(Exercise materials begins)

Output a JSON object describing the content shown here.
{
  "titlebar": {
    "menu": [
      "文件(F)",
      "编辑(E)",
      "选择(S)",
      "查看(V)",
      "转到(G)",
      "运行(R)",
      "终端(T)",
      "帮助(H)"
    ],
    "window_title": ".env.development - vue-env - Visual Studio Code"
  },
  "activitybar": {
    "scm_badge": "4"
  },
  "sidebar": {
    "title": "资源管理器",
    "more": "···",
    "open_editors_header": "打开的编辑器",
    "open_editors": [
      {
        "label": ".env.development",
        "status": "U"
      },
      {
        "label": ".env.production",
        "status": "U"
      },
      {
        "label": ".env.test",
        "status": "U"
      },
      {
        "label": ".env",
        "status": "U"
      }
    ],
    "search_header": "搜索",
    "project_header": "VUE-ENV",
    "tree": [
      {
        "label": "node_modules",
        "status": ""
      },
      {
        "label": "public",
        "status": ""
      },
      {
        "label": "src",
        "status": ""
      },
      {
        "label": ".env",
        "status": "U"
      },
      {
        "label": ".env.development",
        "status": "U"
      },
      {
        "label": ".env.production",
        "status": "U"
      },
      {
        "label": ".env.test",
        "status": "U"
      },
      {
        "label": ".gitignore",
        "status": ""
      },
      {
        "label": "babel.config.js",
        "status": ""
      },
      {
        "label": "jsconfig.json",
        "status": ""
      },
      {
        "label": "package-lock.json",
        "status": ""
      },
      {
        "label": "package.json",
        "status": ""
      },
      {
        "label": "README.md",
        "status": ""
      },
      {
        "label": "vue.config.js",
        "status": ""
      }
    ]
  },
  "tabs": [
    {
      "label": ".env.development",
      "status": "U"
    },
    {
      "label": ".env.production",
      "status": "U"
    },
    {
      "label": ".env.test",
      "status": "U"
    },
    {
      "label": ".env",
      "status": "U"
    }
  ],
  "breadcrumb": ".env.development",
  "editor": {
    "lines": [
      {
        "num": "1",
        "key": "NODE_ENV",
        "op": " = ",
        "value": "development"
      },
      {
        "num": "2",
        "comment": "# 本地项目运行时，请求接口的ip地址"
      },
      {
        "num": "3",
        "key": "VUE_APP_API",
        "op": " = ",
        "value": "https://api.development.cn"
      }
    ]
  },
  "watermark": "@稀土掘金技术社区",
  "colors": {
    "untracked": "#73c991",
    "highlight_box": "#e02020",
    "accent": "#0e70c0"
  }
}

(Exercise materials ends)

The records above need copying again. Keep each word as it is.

▶ **Exercise response**
Output a JSON object describing the content shown here.
{
  "titlebar": {
    "menu": [
      "文件(F)",
      "编辑(E)",
      "选择(S)",
      "查看(V)",
      "转到(G)",
      "运行(R)",
      "终端(T)",
      "帮助(H)"
    ],
    "window_title": ".env.development - vue-env - Visual Studio Code"
  },
  "activitybar": {
    "scm_badge": "4"
  },
  "sidebar": {
    "title": "资源管理器",
    "more": "···",
    "open_editors_header": "打开的编辑器",
    "open_editors": [
      {
        "label": ".env.development",
        "status": "U"
      },
      {
        "label": ".env.production",
        "status": "U"
      },
      {
        "label": ".env.test",
        "status": "U"
      },
      {
        "label": ".env",
        "status": "U"
      }
    ],
    "search_header": "搜索",
    "project_header": "VUE-ENV",
    "tree": [
      {
        "label": "node_modules",
        "status": ""
      },
      {
        "label": "public",
        "status": ""
      },
      {
        "label": "src",
        "status": ""
      },
      {
        "label": ".env",
        "status": "U"
      },
      {
        "label": ".env.development",
        "status": "U"
      },
      {
        "label": ".env.production",
        "status": "U"
      },
      {
        "label": ".env.test",
        "status": "U"
      },
      {
        "label": ".gitignore",
        "status": ""
      },
      {
        "label": "babel.config.js",
        "status": ""
      },
      {
        "label": "jsconfig.json",
        "status": ""
      },
      {
        "label": "package-lock.json",
        "status": ""
      },
      {
        "label": "package.json",
        "status": ""
      },
      {
        "label": "README.md",
        "status": ""
      },
      {
        "label": "vue.config.js",
        "status": ""
      }
    ]
  },
  "tabs": [
    {
      "label": ".env.development",
      "status": "U"
    },
    {
      "label": ".env.production",
      "status": "U"
    },
    {
      "label": ".env.test",
      "status": "U"
    },
    {
      "label": ".env",
      "status": "U"
    }
  ],
  "breadcrumb": ".env.development",
  "editor": {
    "lines": [
      {
        "num": "1",
        "key": "NODE_ENV",
        "op": " = ",
        "value": "development"
      },
      {
        "num": "2",
        "comment": "# 本地项目运行时，请求接口的ip地址"
      },
      {
        "num": "3",
        "key": "VUE_APP_API",
        "op": " = ",
        "value": "https://api.development.cn"
      }
    ]
  },
  "watermark": "@稀土掘金技术社区",
  "colors": {
    "untracked": "#73c991",
    "highlight_box": "#e02020",
    "accent": "#0e70c0"
  }
}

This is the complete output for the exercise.